Some companies can boast a large number of investors who not only know and understand the business, but importantly have personal experience of it, trust the management, and act as passionate advocates. They are shareholding customers, and they really can be the best ally that the Investor Relations team could wish for.
Two illuminating examples of the customer-as-investor bonus have played out in the UK in past two weeks: Monzo, the UK smartphone-based bank, announced it had raised GBP20 million through crowdfunding – in under three hours. The 33,500 investors who put up the cash were all customers: the digital bank ran the offer exclusively for customers, but at the same price as a recent institutional fundraising.
Monzo is, by some measures, the fastest-growing bank in the UK. It has grown rapidly by capitalising on disenchantment with traditional banks and a growing desire among young people to manage their finances on their mobile devices rather than in a branch or by talking to someone in a call centre. It is signing up 18,000 customers a week and aims to reach as many as 4m customers in the next couple of years. Monzo is now valued at over GBP1 billion.
Another recent issue followed a similar model. AJ Bell, the online broker-dealer, completed its IPO last week, and saw its share price soar by 35% on its first day of trading as a listed company, having offered its customers the chance to take part. Thousands of customers liked the business so much as clients that they wanted to be investors, too. Demand was so intense that they had to be scaled back.
These examples enjoy a customer relationship which is the envy of more seasoned businesses: Their customers love using them, and take every opportunity to tell anyone who will listen about how wonderful the user experience is. Their customers, in the marketing jargon, are brand advocates. And when they become owners of the brands they love, they take that relationship to a new level.
Music-streaming service Spotify performed a similar trick with its IPO last year, when it spurned the underwriting model and instead opted for a direct listing, inviting investors to engage directly with the company for its IPO. Although Spotify subscribers were given no special treatment, the message was clear: we want investors to have direct access to the firm, not to have to go through banks whose only motivation is the size of the fee.
Now the model is expected to be taken to a new level, as several hugely popular Silicon Valley firms filed for IPOs in the last few days, rekindling memories of the dotcom boom of the late 1990s.
Uber filed papers with the US Securities and Exchange Commission to kick-start a share offering that could value it at $120bn. Lyft, which is expected to fetch a valuation of about $15bn, did the same just a couple of days before. Among other household names expected to float next year are Airbnb, which is worth more than $30bn.
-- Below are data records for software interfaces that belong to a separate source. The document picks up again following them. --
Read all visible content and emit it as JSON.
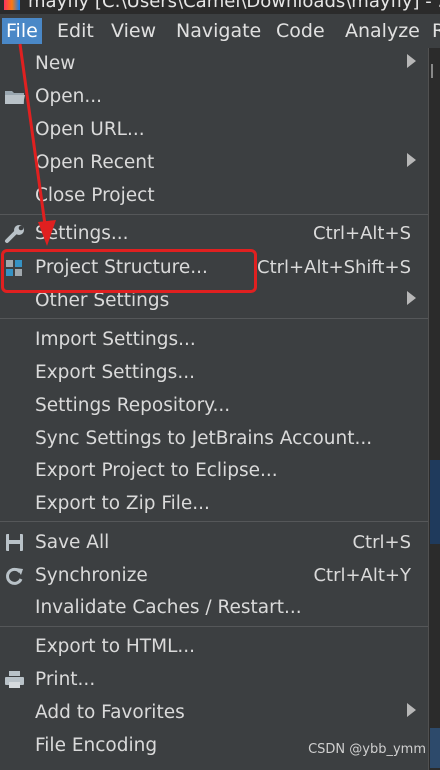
{
  "titlebar": {
    "text": "mayfly [C:\\Users\\Camel\\Downloads\\mayfly] - ..."
  },
  "menubar": [
    {
      "label": "File"
    },
    {
      "label": "Edit"
    },
    {
      "label": "View"
    },
    {
      "label": "Navigate"
    },
    {
      "label": "Code"
    },
    {
      "label": "Analyze"
    },
    {
      "label": "R"
    }
  ],
  "file_menu": [
    {
      "label": "New",
      "shortcut": "",
      "submenu": true,
      "icon": ""
    },
    {
      "label": "Open...",
      "shortcut": "",
      "submenu": false,
      "icon": "folder-icon"
    },
    {
      "label": "Open URL...",
      "shortcut": "",
      "submenu": false,
      "icon": ""
    },
    {
      "label": "Open Recent",
      "shortcut": "",
      "submenu": true,
      "icon": ""
    },
    {
      "label": "Close Project",
      "shortcut": "",
      "submenu": false,
      "icon": ""
    },
    {
      "label": "Settings...",
      "shortcut": "Ctrl+Alt+S",
      "submenu": false,
      "icon": "wrench-icon"
    },
    {
      "label": "Project Structure...",
      "shortcut": "Ctrl+Alt+Shift+S",
      "submenu": false,
      "icon": "project-structure-icon"
    },
    {
      "label": "Other Settings",
      "shortcut": "",
      "submenu": true,
      "icon": ""
    },
    {
      "label": "Import Settings...",
      "shortcut": "",
      "submenu": false,
      "icon": ""
    },
    {
      "label": "Export Settings...",
      "shortcut": "",
      "submenu": false,
      "icon": ""
    },
    {
      "label": "Settings Repository...",
      "shortcut": "",
      "submenu": false,
      "icon": ""
    },
    {
      "label": "Sync Settings to JetBrains Account...",
      "shortcut": "",
      "submenu": false,
      "icon": ""
    },
    {
      "label": "Export Project to Eclipse...",
      "shortcut": "",
      "submenu": false,
      "icon": ""
    },
    {
      "label": "Export to Zip File...",
      "shortcut": "",
      "submenu": false,
      "icon": ""
    },
    {
      "label": "Save All",
      "shortcut": "Ctrl+S",
      "submenu": false,
      "icon": "save-icon"
    },
    {
      "label": "Synchronize",
      "shortcut": "Ctrl+Alt+Y",
      "submenu": false,
      "icon": "sync-icon"
    },
    {
      "label": "Invalidate Caches / Restart...",
      "shortcut": "",
      "submenu": false,
      "icon": ""
    },
    {
      "label": "Export to HTML...",
      "shortcut": "",
      "submenu": false,
      "icon": ""
    },
    {
      "label": "Print...",
      "shortcut": "",
      "submenu": false,
      "icon": "print-icon"
    },
    {
      "label": "Add to Favorites",
      "shortcut": "",
      "submenu": true,
      "icon": ""
    },
    {
      "label": "File Encoding",
      "shortcut": "",
      "submenu": false,
      "icon": ""
    }
  ],
  "annotation": {
    "color": "#e02020"
  },
  "watermark": "CSDN @ybb_ymm",
  "colors": {
    "menu_bg": "#3c3f41",
    "active_menu": "#4a88c7",
    "text": "#dadada"
  }
}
The deals highlight what is shaping up to be a historic year as Silicon Valley parties like its 1999. At the peak of dotcom mania in 2000, 238 technology companies raised $39bn through public share offerings. Even allowing for inflation, the current crop dwarfs that figure, indicating the huge increase in scale of the private capital that is now deployed to support privately-held companies.
By going public, these companies will have access to even larger pools of capital and a wider shareholder base. The likes of Uber, Lyft, and Airbnb have another advantage from going public: they can open the door for their loyal customers to become shareholders. Whether they encourage this, and opt to put their trust in their customers rather than Wall Street underwriters remains to be seen.
The current wave of IPOs is marked by another dimension: it takes place during a time of high volatility in technology share prices. The market appears to be undergoing a correction, with the Nasdaq Composite down more than 12% from its 2018 high, as investors fret over the end of the longest bull run in history. Most forecasters predict more volatility ahead in 2019, and buying into technology IPOs would appear to be only for the brave. The 1999 party ended with a huge hangover.
It is at times of uncertainty and volatility when the customer shareholder can be most valuable. The relationship they hold with the issuer is far deeper than any institutional investor or index fund. They are more likely to buy and hold for the long term, to reinvest any dividends in the stock, and to take up any future rights issues.
But the virtuous circle is not guaranteed: customer shareholders require something in return for their loyalty. They expect fair treatment, personal service, and other rewards. When companies forget this, the punishment they face from customer attrition is rapidly echoed by the capital markets. Facebook is an example of a company that has lost a huge amount of goodwill by forgetting this unwritten compact with its customers: By appearing to sell out its customers’ privacy for profit from interest groups, the platform has forfeited the special bond of trust it once held with its customers, and this has been rapidly followed by a trust deficit with regulators, politicians, and advertisers. Its stock price has lost around 25% this year.
The likes of Monzo, AJ Bell and Spotify show that, even in the most tempestuous conditions, customers can be a beacon of stability. Facebook shows that trust and stability must be nurtured, and can be easily lost.